● **Aim of the task**
Write the records out again exactly, but without pictures.

● **Website and app data records**
################

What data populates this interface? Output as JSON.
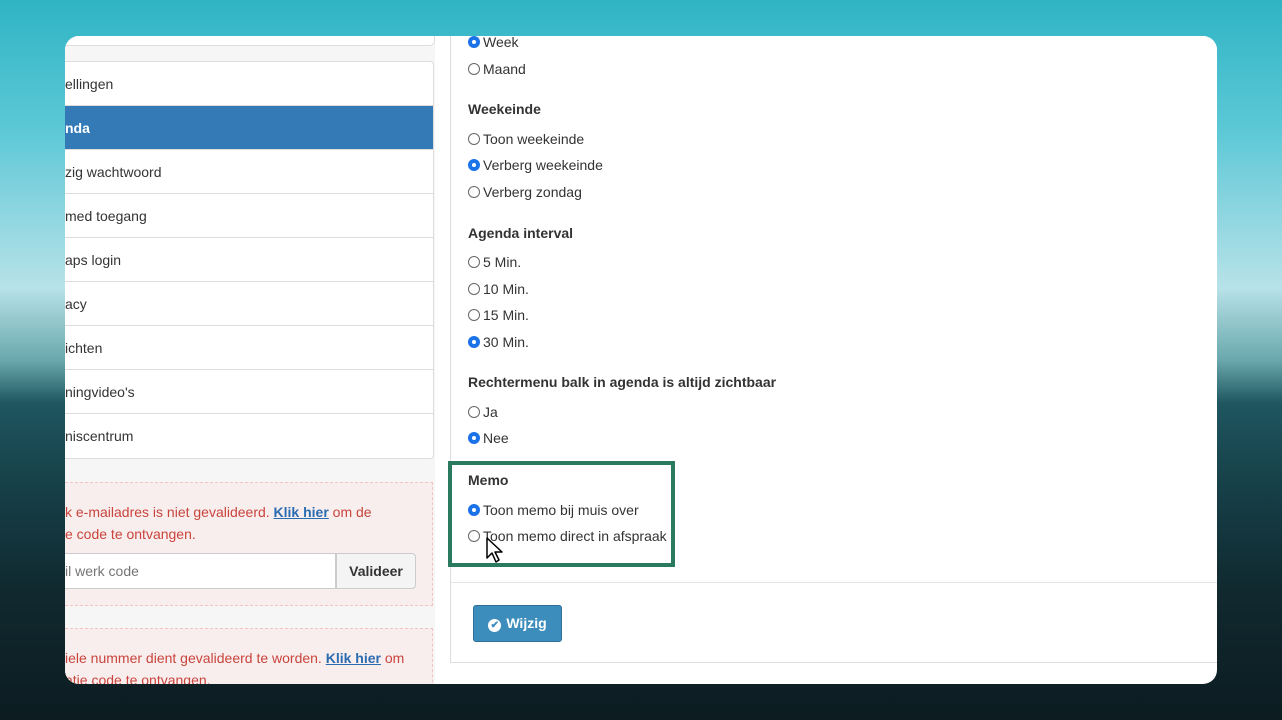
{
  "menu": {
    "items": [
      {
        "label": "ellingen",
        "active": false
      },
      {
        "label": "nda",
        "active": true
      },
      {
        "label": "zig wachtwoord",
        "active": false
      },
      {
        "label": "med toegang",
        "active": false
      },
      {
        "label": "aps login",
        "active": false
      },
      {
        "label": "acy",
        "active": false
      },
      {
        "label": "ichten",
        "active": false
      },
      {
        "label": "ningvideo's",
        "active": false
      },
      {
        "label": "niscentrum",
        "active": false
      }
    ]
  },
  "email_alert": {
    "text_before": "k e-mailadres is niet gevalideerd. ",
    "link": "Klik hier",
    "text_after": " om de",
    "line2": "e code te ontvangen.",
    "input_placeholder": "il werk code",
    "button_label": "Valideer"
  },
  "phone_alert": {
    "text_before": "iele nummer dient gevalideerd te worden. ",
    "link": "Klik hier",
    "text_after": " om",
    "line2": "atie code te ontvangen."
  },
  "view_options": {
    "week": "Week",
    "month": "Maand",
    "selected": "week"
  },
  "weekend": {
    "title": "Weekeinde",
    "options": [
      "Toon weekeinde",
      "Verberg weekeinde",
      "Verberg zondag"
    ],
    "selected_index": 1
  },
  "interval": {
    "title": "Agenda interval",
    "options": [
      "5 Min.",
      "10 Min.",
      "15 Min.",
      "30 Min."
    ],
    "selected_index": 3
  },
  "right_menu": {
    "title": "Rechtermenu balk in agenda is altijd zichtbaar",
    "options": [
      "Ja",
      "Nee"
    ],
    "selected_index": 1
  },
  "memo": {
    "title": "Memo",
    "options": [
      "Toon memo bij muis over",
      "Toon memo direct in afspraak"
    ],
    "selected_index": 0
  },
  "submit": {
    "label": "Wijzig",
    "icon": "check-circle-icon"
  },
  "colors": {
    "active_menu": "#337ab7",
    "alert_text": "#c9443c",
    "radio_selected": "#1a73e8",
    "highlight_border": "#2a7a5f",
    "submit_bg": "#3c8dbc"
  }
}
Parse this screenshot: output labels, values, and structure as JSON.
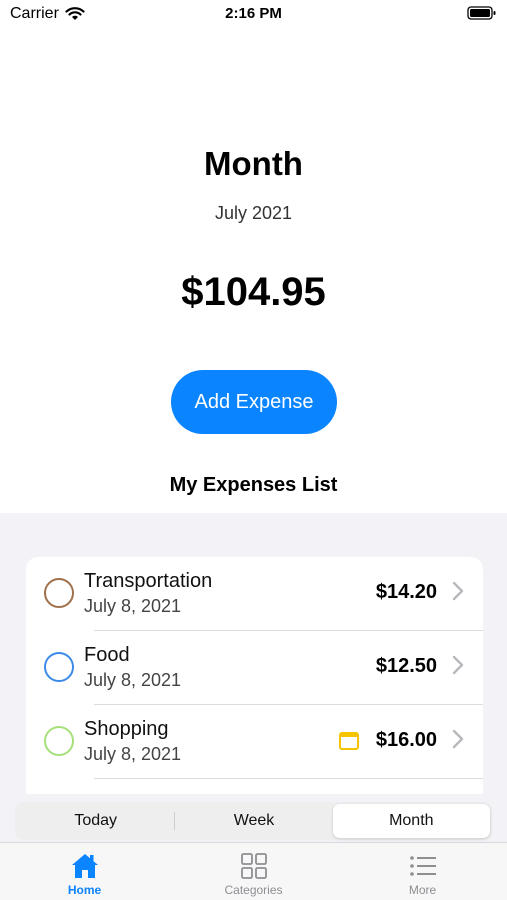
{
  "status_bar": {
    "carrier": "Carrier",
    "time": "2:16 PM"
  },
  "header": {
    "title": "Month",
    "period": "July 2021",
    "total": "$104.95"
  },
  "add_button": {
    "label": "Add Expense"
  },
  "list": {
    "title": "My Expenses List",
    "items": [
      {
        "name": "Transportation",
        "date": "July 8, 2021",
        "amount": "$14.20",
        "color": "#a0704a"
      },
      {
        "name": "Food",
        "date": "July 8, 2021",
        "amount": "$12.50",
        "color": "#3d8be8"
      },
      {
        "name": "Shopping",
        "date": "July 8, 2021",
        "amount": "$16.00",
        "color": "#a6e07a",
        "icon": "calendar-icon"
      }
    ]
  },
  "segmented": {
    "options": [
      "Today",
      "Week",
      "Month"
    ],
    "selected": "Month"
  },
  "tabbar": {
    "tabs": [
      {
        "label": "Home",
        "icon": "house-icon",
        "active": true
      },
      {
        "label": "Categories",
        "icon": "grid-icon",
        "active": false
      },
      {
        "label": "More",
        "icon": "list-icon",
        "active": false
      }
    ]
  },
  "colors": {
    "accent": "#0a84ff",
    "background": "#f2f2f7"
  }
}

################

● **Finished task**
What data populates this interface? Output as JSON.
{
  "menu": {
    "items": [
      {
        "label": "ellingen",
        "active": false
      },
      {
        "label": "nda",
        "active": true
      },
      {
        "label": "zig wachtwoord",
        "active": false
      },
      {
        "label": "med toegang",
        "active": false
      },
      {
        "label": "aps login",
        "active": false
      },
      {
        "label": "acy",
        "active": false
      },
      {
        "label": "ichten",
        "active": false
      },
      {
        "label": "ningvideo's",
        "active": false
      },
      {
        "label": "niscentrum",
        "active": false
      }
    ]
  },
  "email_alert": {
    "text_before": "k e-mailadres is niet gevalideerd. ",
    "link": "Klik hier",
    "text_after": " om de",
    "line2": "e code te ontvangen.",
    "input_placeholder": "il werk code",
    "button_label": "Valideer"
  },
  "phone_alert": {
    "text_before": "iele nummer dient gevalideerd te worden. ",
    "link": "Klik hier",
    "text_after": " om",
    "line2": "atie code te ontvangen."
  },
  "view_options": {
    "week": "Week",
    "month": "Maand",
    "selected": "week"
  },
  "weekend": {
    "title": "Weekeinde",
    "options": [
      "Toon weekeinde",
      "Verberg weekeinde",
      "Verberg zondag"
    ],
    "selected_index": 1
  },
  "interval": {
    "title": "Agenda interval",
    "options": [
      "5 Min.",
      "10 Min.",
      "15 Min.",
      "30 Min."
    ],
    "selected_index": 3
  },
  "right_menu": {
    "title": "Rechtermenu balk in agenda is altijd zichtbaar",
    "options": [
      "Ja",
      "Nee"
    ],
    "selected_index": 1
  },
  "memo": {
    "title": "Memo",
    "options": [
      "Toon memo bij muis over",
      "Toon memo direct in afspraak"
    ],
    "selected_index": 0
  },
  "submit": {
    "label": "Wijzig",
    "icon": "check-circle-icon"
  },
  "colors": {
    "active_menu": "#337ab7",
    "alert_text": "#c9443c",
    "radio_selected": "#1a73e8",
    "highlight_border": "#2a7a5f",
    "submit_bg": "#3c8dbc"
  }
}
Parse this screenshot: output labels, values, and structure as JSON.
{
  "status_bar": {
    "carrier": "Carrier",
    "time": "2:16 PM"
  },
  "header": {
    "title": "Month",
    "period": "July 2021",
    "total": "$104.95"
  },
  "add_button": {
    "label": "Add Expense"
  },
  "list": {
    "title": "My Expenses List",
    "items": [
      {
        "name": "Transportation",
        "date": "July 8, 2021",
        "amount": "$14.20",
        "color": "#a0704a"
      },
      {
        "name": "Food",
        "date": "July 8, 2021",
        "amount": "$12.50",
        "color": "#3d8be8"
      },
      {
        "name": "Shopping",
        "date": "July 8, 2021",
        "amount": "$16.00",
        "color": "#a6e07a",
        "icon": "calendar-icon"
      }
    ]
  },
  "segmented": {
    "options": [
      "Today",
      "Week",
      "Month"
    ],
    "selected": "Month"
  },
  "tabbar": {
    "tabs": [
      {
        "label": "Home",
        "icon": "house-icon",
        "active": true
      },
      {
        "label": "Categories",
        "icon": "grid-icon",
        "active": false
      },
      {
        "label": "More",
        "icon": "list-icon",
        "active": false
      }
    ]
  },
  "colors": {
    "accent": "#0a84ff",
    "background": "#f2f2f7"
  }
}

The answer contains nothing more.